I have been happy with a few changes we had envisioned. We showed a user using a web browser, something that did not yet exist when we conceived it (although we had played with prototypes of such at Apple and Sun). Indeed the web arrived faster than we expected.
Sun users do have the capability of having a single user space, accessible from around the world. This space is not populated by a million objects, nor is the network bandwidth available to support the kinds of navigation we envisioned. The public is being sold a bill of goods with today's so-called "wide bandwidth" connections. The large desktop we envisioned for Starfire could absorb as much as one terabyte per second of information while still delivering useful information to the user..
Let me address several points directly:
• Displays continue to lag hopelessly behind all other technologies. If memory were tracking display progress, we'd be using 4K memory chips right now, up from the 1K of the 1960s. I still expect we will hit the threshold where displays have sufficient density and high enough yields that we can begin to add scanning and other capabilities. Unfortunately, it will be a while.
• High-presence video conferencing is needed and could save companies millions in travel expenses. The tiny networks of today are holding it back. What we showed, by the way, was not holographic. It was a flat image on a curved surface. It could be accomplished quite handily with the new high-speed Internet currently being developed.

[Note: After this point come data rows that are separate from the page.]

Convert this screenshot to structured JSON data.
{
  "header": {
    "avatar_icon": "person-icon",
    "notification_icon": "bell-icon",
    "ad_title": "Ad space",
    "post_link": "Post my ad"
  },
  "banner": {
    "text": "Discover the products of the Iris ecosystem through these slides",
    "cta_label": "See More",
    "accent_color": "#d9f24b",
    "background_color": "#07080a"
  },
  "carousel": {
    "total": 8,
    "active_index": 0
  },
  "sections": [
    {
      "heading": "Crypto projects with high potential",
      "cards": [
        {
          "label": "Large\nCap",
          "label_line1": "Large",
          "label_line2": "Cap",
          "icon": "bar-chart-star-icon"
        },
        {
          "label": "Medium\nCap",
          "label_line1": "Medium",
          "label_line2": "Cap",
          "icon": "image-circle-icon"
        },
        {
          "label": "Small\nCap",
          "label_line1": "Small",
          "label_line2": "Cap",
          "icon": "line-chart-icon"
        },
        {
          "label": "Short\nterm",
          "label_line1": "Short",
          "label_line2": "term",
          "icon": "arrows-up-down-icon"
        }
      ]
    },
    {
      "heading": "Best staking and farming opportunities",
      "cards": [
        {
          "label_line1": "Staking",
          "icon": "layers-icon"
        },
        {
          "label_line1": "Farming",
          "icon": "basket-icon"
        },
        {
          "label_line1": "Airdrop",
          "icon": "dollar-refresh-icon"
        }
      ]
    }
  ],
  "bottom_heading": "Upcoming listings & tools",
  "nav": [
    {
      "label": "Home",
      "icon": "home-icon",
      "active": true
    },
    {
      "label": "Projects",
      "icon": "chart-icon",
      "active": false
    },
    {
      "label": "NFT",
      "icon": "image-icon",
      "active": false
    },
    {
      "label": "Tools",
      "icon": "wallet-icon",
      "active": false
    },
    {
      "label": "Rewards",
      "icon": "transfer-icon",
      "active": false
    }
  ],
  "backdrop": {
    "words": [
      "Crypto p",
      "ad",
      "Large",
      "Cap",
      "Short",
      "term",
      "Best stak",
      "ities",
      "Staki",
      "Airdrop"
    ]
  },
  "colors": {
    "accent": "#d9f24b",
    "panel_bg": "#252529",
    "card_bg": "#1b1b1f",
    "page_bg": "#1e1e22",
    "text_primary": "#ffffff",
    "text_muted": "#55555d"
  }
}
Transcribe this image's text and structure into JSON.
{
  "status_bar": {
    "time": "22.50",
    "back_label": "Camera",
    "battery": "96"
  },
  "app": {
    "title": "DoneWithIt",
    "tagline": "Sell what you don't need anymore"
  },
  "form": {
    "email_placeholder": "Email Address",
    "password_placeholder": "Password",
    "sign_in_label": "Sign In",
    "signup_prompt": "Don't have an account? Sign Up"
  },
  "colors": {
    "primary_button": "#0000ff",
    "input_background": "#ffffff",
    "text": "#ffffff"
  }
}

• Large screen compatibility has gone up tremendously. Today, unlike 12 years ago, when we made the film, you have a reasonable chance of connecting your laptop in 15 minutes or less. 12 years ago, there was less than a 50/50 chance it would happen at all.
• David is absolutely correct that the big players have used the last decade to cement their positions, to the detriment of their customers. Both the web and Linux have helped put the fear of God in them, but, today, Microsoft Office continues to be Microsoft Suite of Fractured, Disconnected Programs Developed at Different Times with No Admission to Outsiders, and it and all the other traditional applications likely will remain so for the foreseeable future. Apple's Open Doc, unfortunately, was almost ten years too late. By the time they decided to do this project I'd been pushing since the mid-'80s, the company's market share and influence had waned.